Find Out Why This Prominent 'Rogue One' Trailer Shot Never Made It Into The Movie

We've covered quite extensively the many changes that were made to Rogue One: A Star Wars Story after reshoots took place last summer. We've chronicled the many shots that were featured in marketing that didn't end up in the movie, and we've even heard from the editors about which sequences in the final cut came about as a result of reshoots. Now we have word straight from director Gareth Edwards as to why one of the more prominent shots from the first Rogue One trailer (Jyn Erso in an Imperial tunnel, seen above) didn't make it into the movie at all. And you might be surprised to learn as to why it even existed to begin with.

Find out why the Rogue One trailer shot above didn't make it into the movie.

Gareth Edwards recently took part in a discussion following a Director's Guild screening of Rogue One where Chris Miller (one-half of the duo directing the upcoming Han Solo spin-off) talked to the filmmaker about some of the work behind the scenes, and thankfully the podcast Director's Cut (via io9) captured the entire discussion.

While discussing the shooting process, Edwards revealed that they did something rather unique on set. For about an hour at the end of a shooting day, Edwards and his crew would do something called "Indie Hour," where they would shoot footage that captured cool moments they had thought of or stumbled upon, just because they had all the resources at their disposal. Edwards explains:

"It was just a way for the crew of understanding, for now, we're just going to do loads of random shit. Don't try to ask, we can't explain.

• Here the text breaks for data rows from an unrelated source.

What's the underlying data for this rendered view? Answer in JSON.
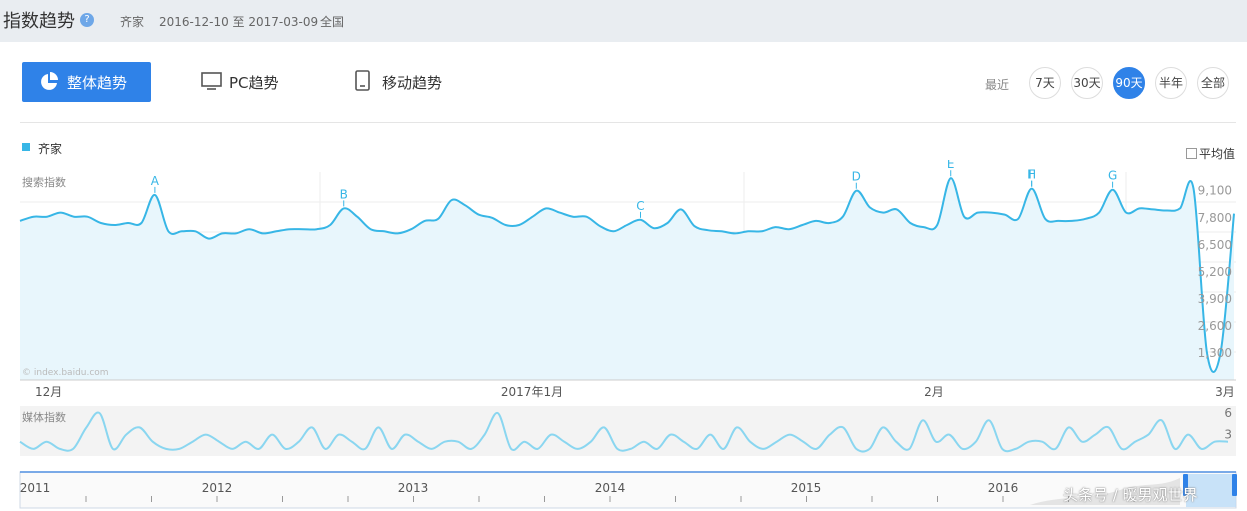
{
  "header": {
    "title": "指数趋势",
    "help_icon": "?",
    "keyword": "齐家",
    "date_range": "2016-12-10 至 2017-03-09",
    "region": "全国"
  },
  "tabs": {
    "overall": "整体趋势",
    "pc": "PC趋势",
    "mobile": "移动趋势"
  },
  "period": {
    "label": "最近",
    "options": [
      "7天",
      "30天",
      "90天",
      "半年",
      "全部"
    ],
    "active": "90天"
  },
  "legend": {
    "series": "齐家",
    "avg_label": "平均值"
  },
  "colors": {
    "accent": "#2f82e8",
    "series": "#37b6e6",
    "media": "#8ad6f0"
  },
  "chart_data": [
    {
      "type": "area",
      "title": "",
      "ylabel": "搜索指数",
      "ylim": [
        0,
        10000
      ],
      "y_ticks": [
        "9,100",
        "7,800",
        "6,500",
        "5,200",
        "3,900",
        "2,600",
        "1,300"
      ],
      "x_tick_labels": [
        "12月",
        "2017年1月",
        "2月",
        "3月"
      ],
      "source_note": "© index.baidu.com",
      "grid": true,
      "series": [
        {
          "name": "齐家",
          "values": [
            7650,
            7850,
            7850,
            8050,
            7850,
            7850,
            7550,
            7450,
            7550,
            7550,
            8900,
            7150,
            7150,
            7150,
            6800,
            7050,
            7050,
            7250,
            7050,
            7150,
            7250,
            7250,
            7250,
            7450,
            8250,
            7850,
            7250,
            7150,
            7050,
            7250,
            7650,
            7750,
            8650,
            8400,
            7950,
            7800,
            7450,
            7450,
            7850,
            8250,
            8050,
            7850,
            7850,
            7400,
            7150,
            7450,
            7700,
            7300,
            7550,
            8200,
            7400,
            7200,
            7150,
            7050,
            7150,
            7150,
            7350,
            7250,
            7450,
            7650,
            7550,
            7850,
            9100,
            8300,
            8050,
            8200,
            7550,
            7350,
            7450,
            9700,
            7850,
            8050,
            8050,
            7950,
            7750,
            9200,
            7750,
            7650,
            7650,
            7750,
            8050,
            9150,
            8050,
            8250,
            8200,
            8150,
            8250,
            9200,
            1300,
            1300,
            8000
          ]
        }
      ],
      "annotations": [
        {
          "label": "A",
          "value": 8900
        },
        {
          "label": "B",
          "value": 8250
        },
        {
          "label": "C",
          "value": 7700
        },
        {
          "label": "D",
          "value": 9100
        },
        {
          "label": "E",
          "value": 9700
        },
        {
          "label": "F",
          "value": 9200
        },
        {
          "label": "G",
          "value": 9150
        },
        {
          "label": "H",
          "value": 9200
        }
      ]
    },
    {
      "type": "area",
      "title": "",
      "ylabel": "媒体指数",
      "ylim": [
        0,
        7
      ],
      "y_ticks": [
        "6",
        "3"
      ],
      "series": [
        {
          "values": [
            2,
            1,
            2,
            1,
            1,
            4,
            6,
            1,
            3,
            4,
            2,
            1,
            1,
            2,
            3,
            2,
            1,
            2,
            1,
            3,
            1,
            2,
            4,
            1,
            3,
            2,
            1,
            4,
            1,
            3,
            2,
            1,
            2,
            2,
            1,
            3,
            6,
            1,
            2,
            1,
            3,
            2,
            1,
            2,
            4,
            1,
            1,
            2,
            1,
            3,
            2,
            1,
            3,
            1,
            4,
            2,
            1,
            2,
            3,
            2,
            1,
            3,
            4,
            1,
            1,
            4,
            2,
            1,
            5,
            2,
            3,
            1,
            2,
            5,
            1,
            1,
            2,
            2,
            1,
            4,
            2,
            3,
            4,
            1,
            2,
            3,
            5,
            1,
            3,
            1,
            2,
            2
          ]
        }
      ]
    },
    {
      "type": "area",
      "title": "",
      "x_tick_labels": [
        "2011",
        "2012",
        "2013",
        "2014",
        "2015",
        "2016"
      ]
    }
  ],
  "watermark": "头条号 / 暖男观世界"
}
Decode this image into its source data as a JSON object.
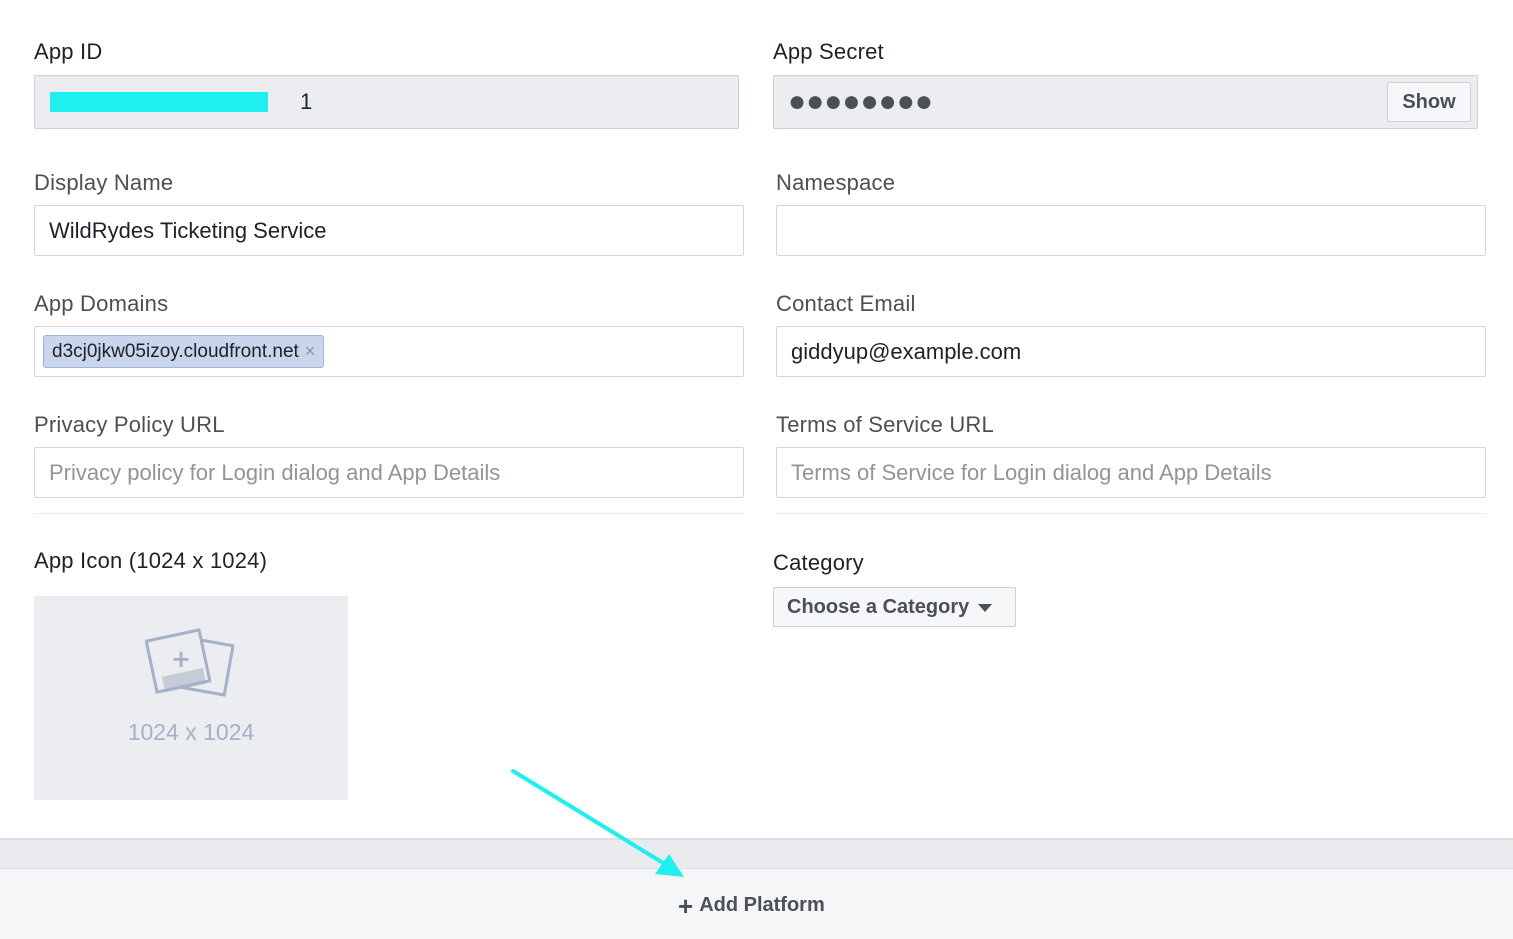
{
  "app_id": {
    "label": "App ID",
    "visible_tail": "1"
  },
  "app_secret": {
    "label": "App Secret",
    "masked_value": "●●●●●●●●",
    "show_button": "Show"
  },
  "display_name": {
    "label": "Display Name",
    "value": "WildRydes Ticketing Service"
  },
  "namespace": {
    "label": "Namespace",
    "value": ""
  },
  "app_domains": {
    "label": "App Domains",
    "tags": [
      {
        "text": "d3cj0jkw05izoy.cloudfront.net",
        "remove": "×"
      }
    ]
  },
  "contact_email": {
    "label": "Contact Email",
    "value": "giddyup@example.com"
  },
  "privacy_policy": {
    "label": "Privacy Policy URL",
    "placeholder": "Privacy policy for Login dialog and App Details"
  },
  "terms_of_service": {
    "label": "Terms of Service URL",
    "placeholder": "Terms of Service for Login dialog and App Details"
  },
  "app_icon": {
    "label": "App Icon (1024 x 1024)",
    "dimensions": "1024 x 1024",
    "icon": "add-image-icon"
  },
  "category": {
    "label": "Category",
    "button": "Choose a Category",
    "icon": "caret-down-icon"
  },
  "footer": {
    "add_platform": "Add Platform",
    "plus": "+"
  },
  "colors": {
    "annotation_arrow": "#1ef0f0",
    "masking_bar": "#1ef0f0"
  }
}
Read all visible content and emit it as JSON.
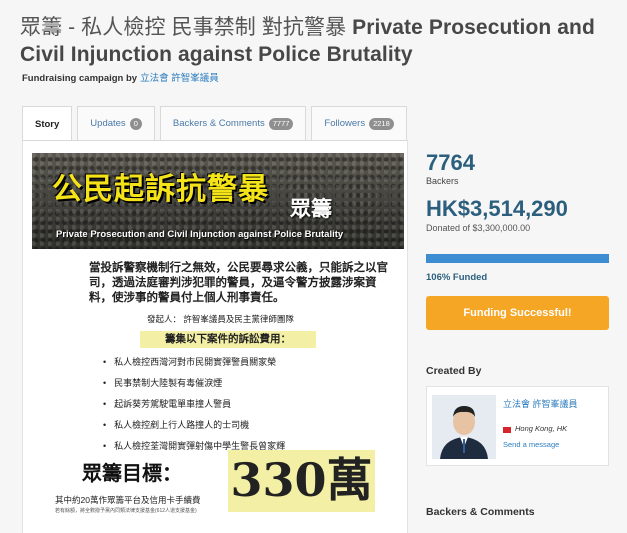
{
  "campaign": {
    "title_zh": "眾籌 - 私人檢控 民事禁制 對抗警暴",
    "title_en": "Private Prosecution and Civil Injunction against Police Brutality",
    "subtitle_prefix": "Fundraising campaign by",
    "owner": "立法會 許智峯議員"
  },
  "tabs": [
    {
      "label": "Story"
    },
    {
      "label": "Updates",
      "count": "0"
    },
    {
      "label": "Backers & Comments",
      "count": "7777"
    },
    {
      "label": "Followers",
      "count": "2218"
    }
  ],
  "story": {
    "banner_title": "公民起訴抗警暴",
    "banner_sub": "眾籌",
    "banner_en": "Private Prosecution and Civil Injunction against Police Brutality",
    "paragraph": "當投訴警察機制行之無效，公民要尋求公義，只能訴之以官司，透過法庭審判涉犯罪的警員，及逼令警方披露涉案資料，使涉事的警員付上個人刑事責任。",
    "signatory": "發起人：   許智峯議員及民主黨律師團隊",
    "cases_heading": "籌集以下案件的訴訟費用：",
    "cases": [
      "私人檢控西灣河對市民開實彈警員關家榮",
      "民事禁制大陸製有毒催淚煙",
      "起訴葵芳駕駛電單車撞人警員",
      "私人檢控剷上行人路撞人的士司機",
      "私人檢控荃灣開實彈射傷中學生警長曾家輝"
    ],
    "target_label": "眾籌目標：",
    "target_amount": "330萬",
    "note_main": "其中約20萬作眾籌平台及信用卡手續費",
    "note_small": "若有餘額，將全數撥予黨內同類法律支援基金(612人道支援基金)"
  },
  "sidebar": {
    "backers": "7764",
    "backers_label": "Backers",
    "amount": "HK$3,514,290",
    "donated_of": "Donated of $3,300,000.00",
    "funded_percent": 106,
    "funded_label": "106% Funded",
    "button": "Funding Successful!",
    "created_by": "Created By",
    "owner_name": "立法會 許智峯議員",
    "location": "Hong Kong, HK",
    "send_message": "Send a message",
    "backers_comments": "Backers & Comments"
  },
  "colors": {
    "accent_blue": "#2b5f7d",
    "link_blue": "#2d7dbf",
    "progress": "#3c8dd2",
    "button_orange": "#f5a624",
    "highlight_yellow": "#f3f0a6"
  }
}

It would just be things I thought were a beautiful moment or 'This is a great idea' and a lot of the stuff in the trailer ended up through that process."

When it comes to that specific shot above, Edwards went into more depth as to how that came to be:

We finished a shot and [Felicity Jones] was just walking to the next shot, which was at the end of the tunnel. And as she walked, someone switched the lights on and the way they turned on they went *clickclickclick* like this. Someone called her, and she just turned around a little bit and I was like, "Oh my god that looked great." And I was like "Stop stop stop!" and everyone stopped. "This will take 10 seconds, just roll camera"....Then obviously 10 seconds turned into a half hour, and we probably did 17 takes. So that ended and there's that feeling of, "Well what was that for?" And I was like, "I don't know, that just felt good."

If this way of shooting sounds haphazard, Edwards is very much aware of that, saying:

"It's like running around the supermarket. You're just grabbing everything. People say 'What are you going to cook?' and you go, 'I don't know. The shop closes in 10 minutes and we're not coming back in, grab everything.'"

Part of me finds this process of shooting fascinating while another part of me doesn't like how misleading it can be for fans who see some of these beautiful shots, expect them to be in the movie, then walk away disappointed. We all know that there are plenty of alternate takes and deleted scenes that sometimes get featured in marketing and don't make it to the final cut. In cases like this though, when there are shots that have no place in the movie from the beginning, it seems disingenuous to include them in the trailer so prominently.

Rogue One - Jyn Erso - TIE Fighter

Another shot that fans were disappointed didn't make the final cut was Jyn Erso facing a TIE Fighter as she walked down the catwalk of the Imperial satellite tower from the film's climax. That's a shot with finished visual effects, so that clearly didn't come from the "Indie Hour" playtime on set, so why did that end up being so prominent in the trailers? Edwards explained that to Empire that it was mostly due to the reshoots:

"There was a bit of a process to refining the third act in terms of the specific shots and moments, and so certain things just fell away. But then what happens is marketing love those shots, and go, 'Oh, we've got to use that.' And you say, "well, it's not in the movie". And they say, 'it's okay, it's what marketing does, we just use the best of whatever you've done'. And so there's lots of little things, but towards the end you go, 'I know that's not in the film, but the spirit of it's in the film'."

There were plenty of fans who were bummed to see that shot didn't make it into the film, but Disney kept using the shot before and well into the film's release. That also seems somewhat intentionally misleading, but if fans walk away pleased with the movie, I suppose it doesn't matter much in the end.

If you want to listen to the entire discussion between Gareth Edwards and Chris Miller referenced above, here you go:

How do you feel about this method of shooting and the use of these shots in the marketing?